It’s the end of July, and with summer solstice, new music introduces sense and perspective into the shoddy status quo. Darkside’s double LP is titled Spiral, and it offers an adequate kind of hermeneutic concentration emerging from one of the more sensible alternative universes. It is one of Darkside’s making: thick, slow and sludgy, swaying at its own pace, like foliage by some green lagoon. It is filled with wonder, and its deliberate pace belies the rapid sucession of ideas, diversity and freedom it offers.

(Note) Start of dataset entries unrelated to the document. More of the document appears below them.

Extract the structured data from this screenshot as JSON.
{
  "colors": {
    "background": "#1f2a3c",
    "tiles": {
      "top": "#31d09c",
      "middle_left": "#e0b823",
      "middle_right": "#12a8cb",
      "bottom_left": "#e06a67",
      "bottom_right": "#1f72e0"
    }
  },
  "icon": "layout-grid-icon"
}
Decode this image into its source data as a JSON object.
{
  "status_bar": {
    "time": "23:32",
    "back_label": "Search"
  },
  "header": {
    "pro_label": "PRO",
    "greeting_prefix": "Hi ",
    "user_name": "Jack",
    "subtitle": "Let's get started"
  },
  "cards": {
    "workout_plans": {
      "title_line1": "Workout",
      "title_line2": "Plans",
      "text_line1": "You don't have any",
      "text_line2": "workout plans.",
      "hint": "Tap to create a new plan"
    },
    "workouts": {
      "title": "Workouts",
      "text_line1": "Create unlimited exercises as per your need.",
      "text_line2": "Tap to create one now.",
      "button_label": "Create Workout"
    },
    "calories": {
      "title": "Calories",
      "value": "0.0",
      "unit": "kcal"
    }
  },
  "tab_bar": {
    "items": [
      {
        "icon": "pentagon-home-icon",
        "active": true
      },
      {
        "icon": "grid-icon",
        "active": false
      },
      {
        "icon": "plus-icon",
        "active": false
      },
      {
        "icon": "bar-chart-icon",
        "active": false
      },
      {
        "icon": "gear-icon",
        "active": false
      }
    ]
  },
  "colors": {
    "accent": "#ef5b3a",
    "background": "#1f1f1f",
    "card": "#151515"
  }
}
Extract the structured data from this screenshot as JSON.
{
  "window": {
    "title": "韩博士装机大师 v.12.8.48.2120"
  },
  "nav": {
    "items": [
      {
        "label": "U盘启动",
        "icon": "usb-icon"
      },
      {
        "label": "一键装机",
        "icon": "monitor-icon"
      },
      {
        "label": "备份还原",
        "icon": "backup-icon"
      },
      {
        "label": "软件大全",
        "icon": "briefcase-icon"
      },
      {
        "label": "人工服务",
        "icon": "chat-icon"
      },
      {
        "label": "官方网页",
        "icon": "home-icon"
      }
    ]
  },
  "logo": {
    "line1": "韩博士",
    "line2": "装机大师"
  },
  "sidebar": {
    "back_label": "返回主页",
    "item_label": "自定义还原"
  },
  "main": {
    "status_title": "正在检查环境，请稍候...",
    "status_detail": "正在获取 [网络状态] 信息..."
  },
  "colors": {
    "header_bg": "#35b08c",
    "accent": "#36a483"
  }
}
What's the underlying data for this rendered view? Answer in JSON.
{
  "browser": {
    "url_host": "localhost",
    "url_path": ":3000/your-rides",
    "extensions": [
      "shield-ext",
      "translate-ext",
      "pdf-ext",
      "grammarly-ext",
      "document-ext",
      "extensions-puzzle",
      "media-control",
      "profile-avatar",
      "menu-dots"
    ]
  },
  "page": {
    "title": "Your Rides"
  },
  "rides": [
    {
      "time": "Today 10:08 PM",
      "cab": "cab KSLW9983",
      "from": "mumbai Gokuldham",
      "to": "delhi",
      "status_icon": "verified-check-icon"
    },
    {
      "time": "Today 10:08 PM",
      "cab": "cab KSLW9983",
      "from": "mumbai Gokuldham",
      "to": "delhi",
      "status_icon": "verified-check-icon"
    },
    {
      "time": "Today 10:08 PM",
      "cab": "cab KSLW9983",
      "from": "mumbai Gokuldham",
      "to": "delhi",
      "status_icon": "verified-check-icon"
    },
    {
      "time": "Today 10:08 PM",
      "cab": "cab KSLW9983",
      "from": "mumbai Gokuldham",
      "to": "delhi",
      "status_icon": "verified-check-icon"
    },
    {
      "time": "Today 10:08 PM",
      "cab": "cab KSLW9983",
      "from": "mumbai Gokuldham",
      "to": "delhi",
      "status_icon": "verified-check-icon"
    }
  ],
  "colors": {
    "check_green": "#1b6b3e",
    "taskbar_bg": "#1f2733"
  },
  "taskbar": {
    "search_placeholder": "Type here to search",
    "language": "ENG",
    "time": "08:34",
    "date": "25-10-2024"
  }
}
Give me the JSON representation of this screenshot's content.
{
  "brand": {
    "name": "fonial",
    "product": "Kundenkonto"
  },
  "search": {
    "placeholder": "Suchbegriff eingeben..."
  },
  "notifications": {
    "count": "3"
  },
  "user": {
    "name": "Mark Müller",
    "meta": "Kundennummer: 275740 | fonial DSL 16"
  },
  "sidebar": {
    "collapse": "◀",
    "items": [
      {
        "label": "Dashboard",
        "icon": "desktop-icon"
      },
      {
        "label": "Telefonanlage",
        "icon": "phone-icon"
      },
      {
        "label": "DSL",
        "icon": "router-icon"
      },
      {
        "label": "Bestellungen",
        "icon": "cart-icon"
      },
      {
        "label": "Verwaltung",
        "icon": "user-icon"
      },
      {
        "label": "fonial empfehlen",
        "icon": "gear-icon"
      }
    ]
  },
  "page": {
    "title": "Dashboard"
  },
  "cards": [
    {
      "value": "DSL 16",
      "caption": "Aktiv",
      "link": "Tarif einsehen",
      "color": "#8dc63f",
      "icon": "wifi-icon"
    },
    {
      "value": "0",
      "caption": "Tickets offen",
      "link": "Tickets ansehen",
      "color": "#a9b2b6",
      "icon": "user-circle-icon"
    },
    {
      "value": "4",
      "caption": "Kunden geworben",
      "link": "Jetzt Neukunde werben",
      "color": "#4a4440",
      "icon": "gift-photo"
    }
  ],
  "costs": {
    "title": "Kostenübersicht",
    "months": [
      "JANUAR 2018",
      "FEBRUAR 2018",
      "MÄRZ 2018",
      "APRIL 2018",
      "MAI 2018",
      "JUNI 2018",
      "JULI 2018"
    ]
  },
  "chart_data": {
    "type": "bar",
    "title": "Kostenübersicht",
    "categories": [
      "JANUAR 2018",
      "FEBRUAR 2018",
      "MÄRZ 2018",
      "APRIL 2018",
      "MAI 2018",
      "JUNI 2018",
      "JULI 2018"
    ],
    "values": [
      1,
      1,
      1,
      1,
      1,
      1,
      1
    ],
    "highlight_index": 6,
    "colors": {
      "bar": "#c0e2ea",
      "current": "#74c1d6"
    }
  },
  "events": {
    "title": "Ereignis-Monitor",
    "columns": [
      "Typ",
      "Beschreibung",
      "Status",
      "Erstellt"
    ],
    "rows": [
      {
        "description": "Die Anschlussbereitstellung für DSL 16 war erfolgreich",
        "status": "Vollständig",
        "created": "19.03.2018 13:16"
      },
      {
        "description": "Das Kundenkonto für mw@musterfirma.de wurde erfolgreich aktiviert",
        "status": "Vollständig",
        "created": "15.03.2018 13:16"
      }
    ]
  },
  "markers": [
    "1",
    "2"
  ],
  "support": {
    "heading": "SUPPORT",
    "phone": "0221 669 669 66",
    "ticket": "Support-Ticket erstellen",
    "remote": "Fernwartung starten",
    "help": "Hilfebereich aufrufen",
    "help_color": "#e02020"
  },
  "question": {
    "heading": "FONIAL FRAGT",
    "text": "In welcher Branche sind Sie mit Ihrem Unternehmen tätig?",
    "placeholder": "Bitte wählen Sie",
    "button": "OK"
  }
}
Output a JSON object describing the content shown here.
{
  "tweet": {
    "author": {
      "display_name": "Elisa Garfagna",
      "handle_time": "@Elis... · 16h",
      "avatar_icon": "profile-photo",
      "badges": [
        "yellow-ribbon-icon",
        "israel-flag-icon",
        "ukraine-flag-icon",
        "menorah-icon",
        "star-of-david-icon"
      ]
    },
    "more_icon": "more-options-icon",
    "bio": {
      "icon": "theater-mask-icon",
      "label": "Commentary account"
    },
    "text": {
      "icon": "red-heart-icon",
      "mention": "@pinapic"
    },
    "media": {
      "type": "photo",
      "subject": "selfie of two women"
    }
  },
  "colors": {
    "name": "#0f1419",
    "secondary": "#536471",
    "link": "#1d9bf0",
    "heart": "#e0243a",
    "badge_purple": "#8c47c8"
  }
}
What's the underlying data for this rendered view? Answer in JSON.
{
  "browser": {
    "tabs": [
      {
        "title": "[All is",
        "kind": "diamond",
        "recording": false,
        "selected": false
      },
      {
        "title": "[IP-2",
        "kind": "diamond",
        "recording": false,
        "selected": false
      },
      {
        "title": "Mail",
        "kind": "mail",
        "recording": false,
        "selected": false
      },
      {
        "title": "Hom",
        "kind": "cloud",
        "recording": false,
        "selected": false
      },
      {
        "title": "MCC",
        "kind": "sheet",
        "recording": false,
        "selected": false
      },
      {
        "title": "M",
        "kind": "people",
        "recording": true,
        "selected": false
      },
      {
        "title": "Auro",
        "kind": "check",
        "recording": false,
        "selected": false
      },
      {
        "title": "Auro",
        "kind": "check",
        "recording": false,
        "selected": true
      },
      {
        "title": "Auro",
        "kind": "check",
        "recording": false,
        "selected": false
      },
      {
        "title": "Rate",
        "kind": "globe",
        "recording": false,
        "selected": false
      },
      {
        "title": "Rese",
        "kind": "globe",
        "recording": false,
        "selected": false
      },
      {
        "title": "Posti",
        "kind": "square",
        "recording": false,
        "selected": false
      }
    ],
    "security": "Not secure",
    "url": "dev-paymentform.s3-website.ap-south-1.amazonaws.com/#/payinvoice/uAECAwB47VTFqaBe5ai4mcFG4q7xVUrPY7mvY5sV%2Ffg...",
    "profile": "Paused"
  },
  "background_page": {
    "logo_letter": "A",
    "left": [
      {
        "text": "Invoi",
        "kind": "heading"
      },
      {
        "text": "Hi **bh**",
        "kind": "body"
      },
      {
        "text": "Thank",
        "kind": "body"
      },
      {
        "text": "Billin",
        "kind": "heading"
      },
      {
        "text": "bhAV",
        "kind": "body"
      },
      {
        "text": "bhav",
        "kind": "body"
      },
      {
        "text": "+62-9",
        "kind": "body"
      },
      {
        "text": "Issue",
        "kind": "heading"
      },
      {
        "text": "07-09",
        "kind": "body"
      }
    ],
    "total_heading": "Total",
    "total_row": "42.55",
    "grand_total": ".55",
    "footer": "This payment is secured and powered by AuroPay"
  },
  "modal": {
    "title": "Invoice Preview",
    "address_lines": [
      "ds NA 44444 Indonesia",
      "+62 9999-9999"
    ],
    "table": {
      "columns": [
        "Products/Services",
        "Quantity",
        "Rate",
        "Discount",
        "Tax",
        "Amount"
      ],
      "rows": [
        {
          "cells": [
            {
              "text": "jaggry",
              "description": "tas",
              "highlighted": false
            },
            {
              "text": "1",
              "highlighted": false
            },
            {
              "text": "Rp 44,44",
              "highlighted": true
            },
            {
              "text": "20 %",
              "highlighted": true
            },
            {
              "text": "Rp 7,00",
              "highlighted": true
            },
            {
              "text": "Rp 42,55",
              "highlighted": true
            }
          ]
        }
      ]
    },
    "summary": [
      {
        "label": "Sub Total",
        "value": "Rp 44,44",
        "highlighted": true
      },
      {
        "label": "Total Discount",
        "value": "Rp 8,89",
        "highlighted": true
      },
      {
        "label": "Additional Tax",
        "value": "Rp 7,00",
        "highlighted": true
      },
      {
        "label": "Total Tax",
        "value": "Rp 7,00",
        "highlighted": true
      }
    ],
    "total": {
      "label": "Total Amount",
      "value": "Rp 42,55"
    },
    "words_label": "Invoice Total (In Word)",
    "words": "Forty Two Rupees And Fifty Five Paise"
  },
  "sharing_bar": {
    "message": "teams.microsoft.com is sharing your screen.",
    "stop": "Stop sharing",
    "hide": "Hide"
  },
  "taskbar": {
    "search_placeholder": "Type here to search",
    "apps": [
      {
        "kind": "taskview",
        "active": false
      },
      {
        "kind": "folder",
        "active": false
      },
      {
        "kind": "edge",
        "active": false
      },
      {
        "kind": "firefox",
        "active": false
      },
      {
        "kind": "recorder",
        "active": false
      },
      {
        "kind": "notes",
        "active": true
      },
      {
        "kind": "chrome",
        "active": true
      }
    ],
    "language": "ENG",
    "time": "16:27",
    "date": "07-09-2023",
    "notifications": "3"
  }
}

This universe, I would like to inhabit. I have been trying to make Spiral drench and overwhelm me completely. I listen to it on all channels and many devices, analogue and digital, hi-fi and lo-fi. I listen to it as the sun paints graphic shapes across my linoleum desktop, I listen to it from the nighttime vantage point of a red London bus. I listen to it as atlantic waves crash into volcanic rock. I listen to it writing code, and I listen to it making my way home in the nights of Westberlin.
Simply said, this is eternal pop music, pop from a different continuum of pop, a different timeline: Music that seems familiar, but is unheard. Both the record as a whole and its nine individual tracks vibe restrained and easy at once, as if enormous energy was contained and held by an intricate weave of arcane forces.
Consider Liberty Bell, the LP’s apparent hit: It fades in fully formed, like a mysteriously upbeat freight train. Upon closer inspection, it evaporates into delicate weightlessness. All this seems to emerge from a single riff progression? There is one verse and one hook before everything disperses into the bridge, and further into nothing? Free and easy and gone, like a moment’s sun ray you noticed and enjoyed.
Consider Lawmaker, which feels like a spiritual from a different 1974. Like a radio reportage, the track takes us towards its moment of revelation. It arrives, and we stare into an imagined sun – but the feeling of elation is real. We are mere observers to the charlatan’s ploy, yet we find ourselves under his spell. It lets us believe that, for a brief moment, the summer could be real.
Compared to Darside’s first record1, the increased presence of David Harrinton’s steely guitar is a welcome source of organic diffusion and complexity, a mycelium growing in the rich soil of the Darkside groove. It is also responsible for the record’s most beautiful, life-giving moment: Only Young, a ballad, a veritable crooner hymn in full recognition of the fact that, sometimes, it’s all-important to say the words in the right way. Here is a triumph of presence and depth, green-eyed Soul Music, if such a thing exists in any imaginable allegorical universe.
Apollo says return to the sun
Apologies you’re on your own
- Darkside – Spiral, 2×LP, Matador, 2021
Psychic ist ein Album voller programmierter Grooves, so langsam und nachdrücklich als bewege sich Leviathan in karibischem Wasser um die eigene Achse– seven years between 2014 and 2021 somehow is the same span of time as between 1974 and 1981, which seems irresponsible. ↩